In June 2007, after the Hamas takeover, Israel tightened its control of the crossings and nearly shut them completely for movement of people and goods. Three months later the security cabinet decided to declare the Gaza Strip as “hostile entity” and to take collective punitive measures, including reducing electricity and fuel supplies to the Gaza Strip. The Siege led to a significant decrease in the civilian population access to basic consumer goods, including food and medicine. Most of the factories in the Gaza Strip and hundreds of private businesses were closed.
Between 2005 and the outbreak of  the war, the Israeli army entered the Gaza Strip several times. According to B’Tselem data, in these invasions, 522 Palestinians who did not participate in hostilities lost their lives. Of them 195 were minors, 49 women and 25 men over the age of 50. In December 27, 2008 Israel launched an unprecedented attack on Gaza, killed 1,390 people, including 759 civilians that were not involved in the fighting. Thousands were injured and thousands lost their homes. During the attack, Israel destroyed civilian infrastructure and industrial buildings without any justification.

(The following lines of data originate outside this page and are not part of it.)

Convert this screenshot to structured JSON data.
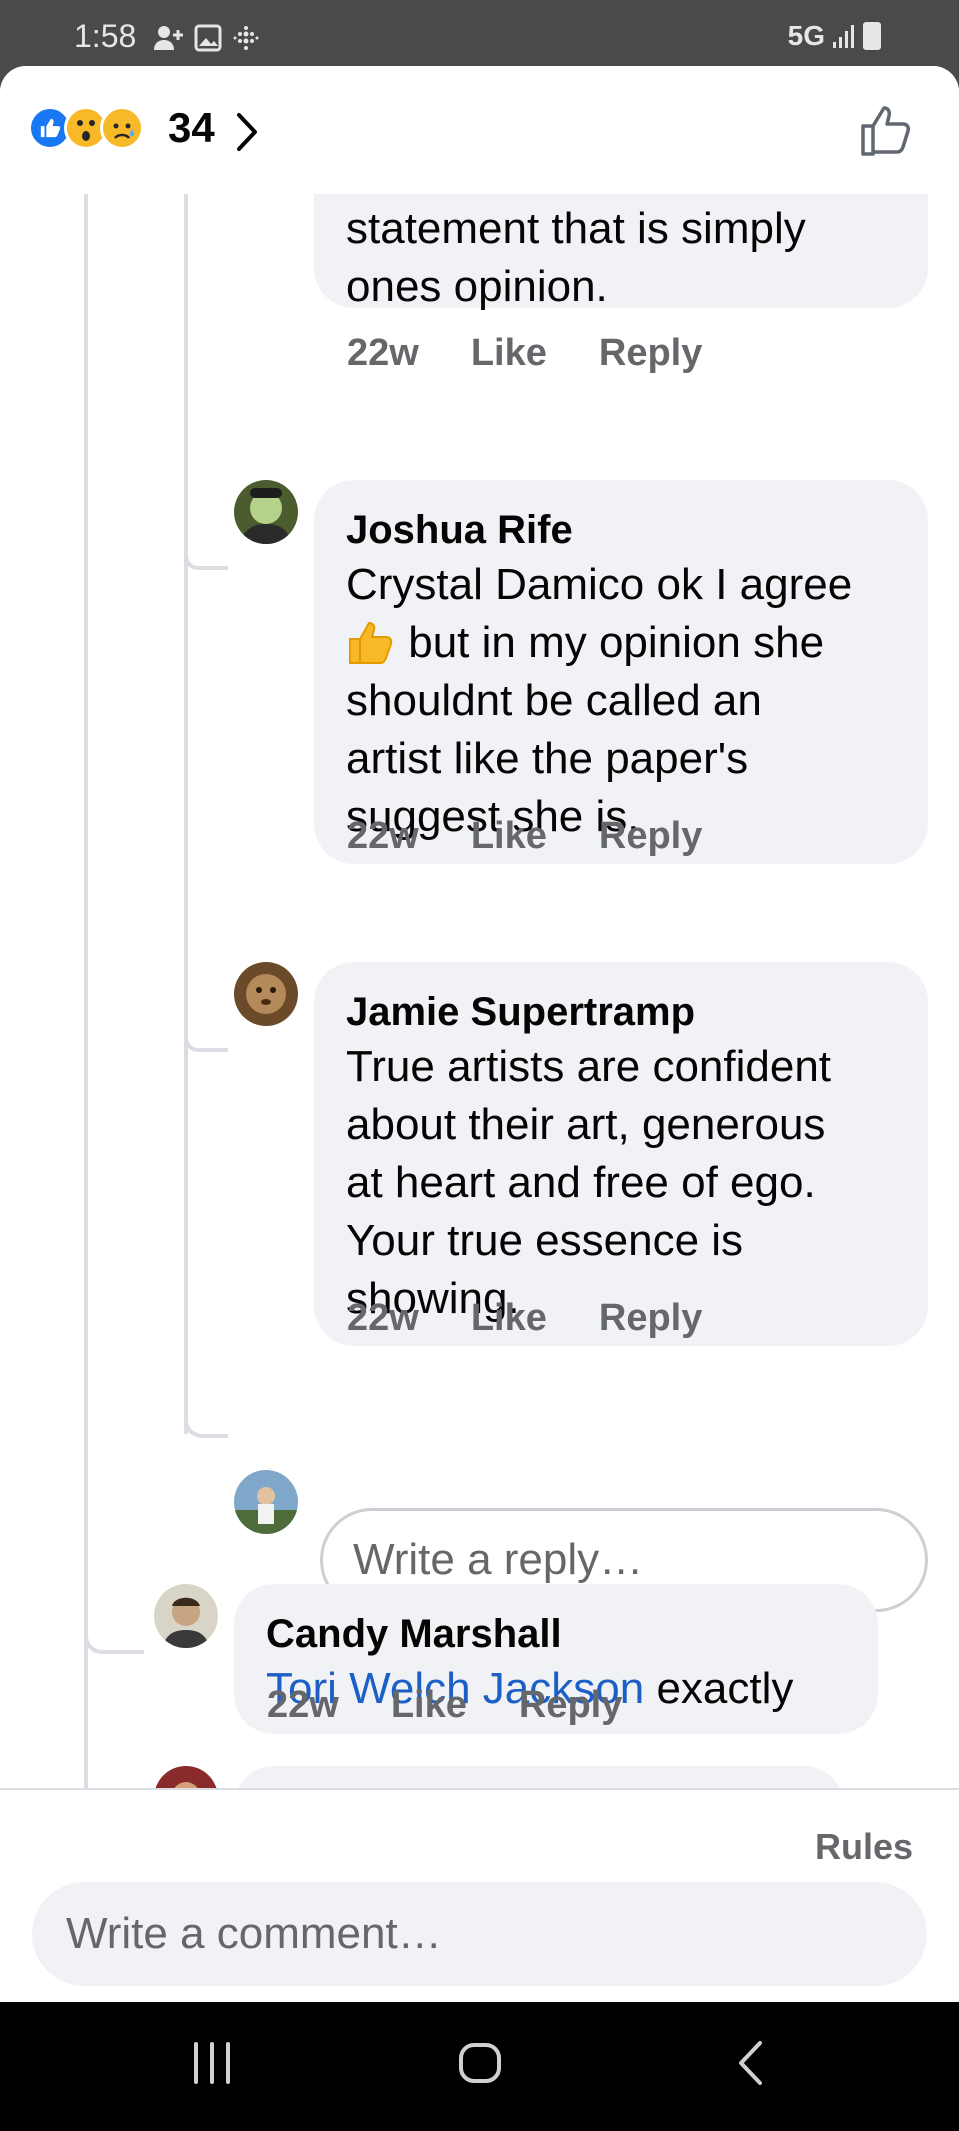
{
  "status_bar": {
    "time": "1:58",
    "network": "5G"
  },
  "header": {
    "reaction_icons": [
      "like-reaction",
      "wow-reaction",
      "sad-reaction"
    ],
    "reaction_count": "34"
  },
  "comments": [
    {
      "author": "",
      "text_lines": [
        "statement that is simply",
        "ones opinion."
      ],
      "time": "22w",
      "like_label": "Like",
      "reply_label": "Reply"
    },
    {
      "author": "Joshua Rife",
      "text_line1": "Crystal Damico ok I agree",
      "text_line2": " but in my opinion she",
      "text_rest": [
        "shouldnt be called an",
        "artist like the paper's",
        "suggest she is."
      ],
      "time": "22w",
      "like_label": "Like",
      "reply_label": "Reply"
    },
    {
      "author": "Jamie Supertramp",
      "text_lines": [
        "True artists are confident",
        "about their art, generous",
        "at heart and free of ego.",
        "Your true essence is",
        "showing."
      ],
      "time": "22w",
      "like_label": "Like",
      "reply_label": "Reply"
    },
    {
      "author": "Candy Marshall",
      "mention": "Tori Welch Jackson",
      "text": " exactly",
      "time": "22w",
      "like_label": "Like",
      "reply_label": "Reply"
    }
  ],
  "reply_input": {
    "placeholder": "Write a reply…"
  },
  "composer": {
    "rules_label": "Rules",
    "placeholder": "Write a comment…"
  },
  "colors": {
    "accent": "#1877f2",
    "mention": "#1b5fc7",
    "bubble": "#f0f2f5",
    "muted_text": "#65676b"
  }
}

In October 2010, following the work of the Gisha, Israel revealed that its policy regarding the entry of goods into the Gaza Strip is based on the deliberate creation of essential reduction of basic goods, a ban on bringing “luxuries” (such as paper and chocolate), and an ongoing ban on products that may allow rehabilitate Gaza after the war.